▶ Provided records
********************
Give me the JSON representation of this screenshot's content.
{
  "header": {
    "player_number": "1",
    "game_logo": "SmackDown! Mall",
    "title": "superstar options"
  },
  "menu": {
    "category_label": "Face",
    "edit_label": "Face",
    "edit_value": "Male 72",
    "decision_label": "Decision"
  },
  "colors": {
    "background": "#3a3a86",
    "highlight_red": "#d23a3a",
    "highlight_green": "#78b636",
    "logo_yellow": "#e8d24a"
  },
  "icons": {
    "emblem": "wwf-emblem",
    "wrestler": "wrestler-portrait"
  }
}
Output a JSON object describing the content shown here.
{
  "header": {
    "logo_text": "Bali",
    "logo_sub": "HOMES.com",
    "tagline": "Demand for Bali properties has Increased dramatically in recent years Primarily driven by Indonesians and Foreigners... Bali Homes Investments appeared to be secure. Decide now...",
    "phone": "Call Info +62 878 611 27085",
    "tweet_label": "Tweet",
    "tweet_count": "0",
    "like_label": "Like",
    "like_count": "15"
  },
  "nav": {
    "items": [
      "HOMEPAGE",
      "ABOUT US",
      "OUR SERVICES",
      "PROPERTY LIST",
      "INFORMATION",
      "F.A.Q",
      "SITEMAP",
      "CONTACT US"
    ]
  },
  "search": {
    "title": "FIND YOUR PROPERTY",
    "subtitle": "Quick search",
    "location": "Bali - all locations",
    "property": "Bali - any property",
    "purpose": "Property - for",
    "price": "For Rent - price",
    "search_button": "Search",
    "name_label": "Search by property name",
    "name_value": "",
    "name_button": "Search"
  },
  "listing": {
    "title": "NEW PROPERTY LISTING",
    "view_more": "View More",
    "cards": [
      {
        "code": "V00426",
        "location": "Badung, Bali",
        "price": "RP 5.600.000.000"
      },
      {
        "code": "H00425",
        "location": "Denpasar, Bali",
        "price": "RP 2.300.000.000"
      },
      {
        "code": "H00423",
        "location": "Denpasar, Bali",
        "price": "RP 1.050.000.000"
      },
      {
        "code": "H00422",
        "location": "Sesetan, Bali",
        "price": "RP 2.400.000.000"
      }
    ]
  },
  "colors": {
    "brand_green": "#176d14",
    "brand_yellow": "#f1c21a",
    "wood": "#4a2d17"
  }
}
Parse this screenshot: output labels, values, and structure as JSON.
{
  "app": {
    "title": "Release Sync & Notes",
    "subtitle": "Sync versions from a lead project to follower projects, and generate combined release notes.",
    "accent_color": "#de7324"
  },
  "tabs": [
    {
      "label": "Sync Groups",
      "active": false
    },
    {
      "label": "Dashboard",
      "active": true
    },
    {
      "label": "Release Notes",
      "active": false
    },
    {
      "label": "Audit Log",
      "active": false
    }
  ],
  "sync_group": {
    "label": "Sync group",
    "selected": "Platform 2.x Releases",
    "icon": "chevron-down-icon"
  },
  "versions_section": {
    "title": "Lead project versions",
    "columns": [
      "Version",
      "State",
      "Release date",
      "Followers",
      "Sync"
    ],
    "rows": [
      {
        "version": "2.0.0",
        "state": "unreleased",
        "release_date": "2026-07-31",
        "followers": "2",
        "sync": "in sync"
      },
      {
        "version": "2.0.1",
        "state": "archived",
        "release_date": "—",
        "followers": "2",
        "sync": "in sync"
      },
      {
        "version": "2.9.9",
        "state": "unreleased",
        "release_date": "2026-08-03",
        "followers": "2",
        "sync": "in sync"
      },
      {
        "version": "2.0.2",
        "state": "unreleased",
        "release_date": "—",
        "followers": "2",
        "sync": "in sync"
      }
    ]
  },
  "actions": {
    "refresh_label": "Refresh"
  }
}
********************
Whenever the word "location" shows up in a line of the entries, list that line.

    "location": "Bali - all locations",
        "location": "Badung, Bali",
        "location": "Denpasar, Bali",
        "location": "Denpasar, Bali",
        "location": "Sesetan, Bali",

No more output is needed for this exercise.